Conceptually, ZIRP has worked. The stock market is up 12 percent in 2012. Bank stocks like Bank of America’s have doubled off their lows. Real estate investment trusts, or REITs, are up 15 percent. Yet in the real world, ZIRP is a huge FAIL. GDP growth in 2012 will come in at an anemic 2 percent after a 1.7 percent tick up in 2011. ZIRP is not growing the economy. And no growth means no jobs. (more…)
- September 17, 2012
The Magnitude of the Mess We’re In
The next Treasury secretary will confront problems so daunting that even Alexander Hamilton would have trouble preserving the full faith and credit of the United States.
By George P. Shultz, Michael J. Boskin, John F. Cogan, Allan H. Meltzer and John B. Taylor – The authors are senior fellows at Stanford University’s Hoover Institution. They have served in various federal government policy positions in the Treasury Department, the Office of Management and Budget and the Council of Economic Advisers
Sometimes a few facts tell important stories. The American economy now is full of facts that tell stories that you really don’t want, but need, to hear.
Where are we now?
The government has to get the money to finance its spending by taxing or borrowing. While it might be tempting to conclude that we can just tax upper-income people, did you know that the U.S. income tax system is already very progressive? The top 1% pay 37% of all income taxes and 50% pay none.Did you know that, during the last fiscal year, around three-quarters of the deficit was financed by the Federal Reserve? Foreign governments accounted for most of the rest, as American citizens’ and institutions’ purchases and sales netted to about zero. The Fed now owns one in six dollars of the national debt, the largest percentage of GDP in history, larger than even at the end of World War II.
The Fed has effectively replaced the entire interbank money market and large segments of other markets with itself. It determines the interest rate by declaring what it will pay on reserve balances at the Fed without regard for the supply and demand of money. By replacing large decentralized markets with centralized control by a few government officials, the Fed is distorting incentives and interfering with price discovery with unintended economic consequences.

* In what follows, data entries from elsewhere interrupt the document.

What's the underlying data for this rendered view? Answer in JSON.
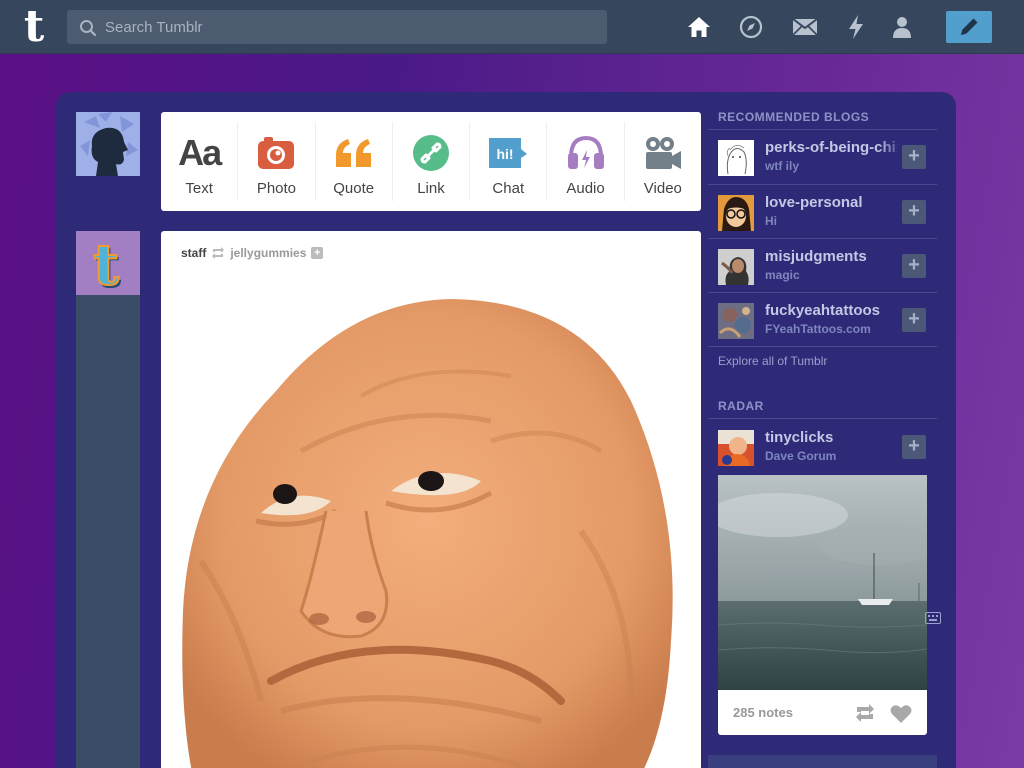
{
  "header": {
    "search_placeholder": "Search Tumblr",
    "nav": [
      "home-icon",
      "explore-icon",
      "inbox-icon",
      "activity-icon",
      "account-icon"
    ],
    "compose_icon": "pencil-icon",
    "colors": {
      "bar": "#36465d",
      "accent": "#529ecc"
    }
  },
  "post_types": [
    {
      "label": "Text",
      "icon": "text-icon",
      "color": "#444444"
    },
    {
      "label": "Photo",
      "icon": "camera-icon",
      "color": "#d95e40"
    },
    {
      "label": "Quote",
      "icon": "quote-icon",
      "color": "#f2992e"
    },
    {
      "label": "Link",
      "icon": "link-icon",
      "color": "#56bc8a"
    },
    {
      "label": "Chat",
      "icon": "chat-icon",
      "color": "#529ecc"
    },
    {
      "label": "Audio",
      "icon": "headphones-icon",
      "color": "#a77dc2"
    },
    {
      "label": "Video",
      "icon": "video-camera-icon",
      "color": "#748089"
    }
  ],
  "post": {
    "author": "staff",
    "reblogged_from": "jellygummies"
  },
  "sidebar": {
    "recommended_title": "RECOMMENDED BLOGS",
    "blogs": [
      {
        "name": "perks-of-being-chir",
        "subtitle": "wtf ily"
      },
      {
        "name": "love-personal",
        "subtitle": "Hi"
      },
      {
        "name": "misjudgments",
        "subtitle": "magic"
      },
      {
        "name": "fuckyeahtattoos",
        "subtitle": "FYeahTattoos.com"
      }
    ],
    "explore_link": "Explore all of Tumblr",
    "radar_title": "RADAR",
    "radar": {
      "name": "tinyclicks",
      "subtitle": "Dave Gorum",
      "notes": "285 notes"
    }
  }
}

Did you know that the Federal Reserve is now giving money to banks, effectively circumventing the appropriations process? To pay for quantitative easing—the purchase of government debt, mortgage-backed securities, etc.—the Fed credits banks with electronic deposits that are reserve balances at the Federal Reserve. These reserve balances have exploded to $1.5 trillion from $8 billion in September 2008. (more…)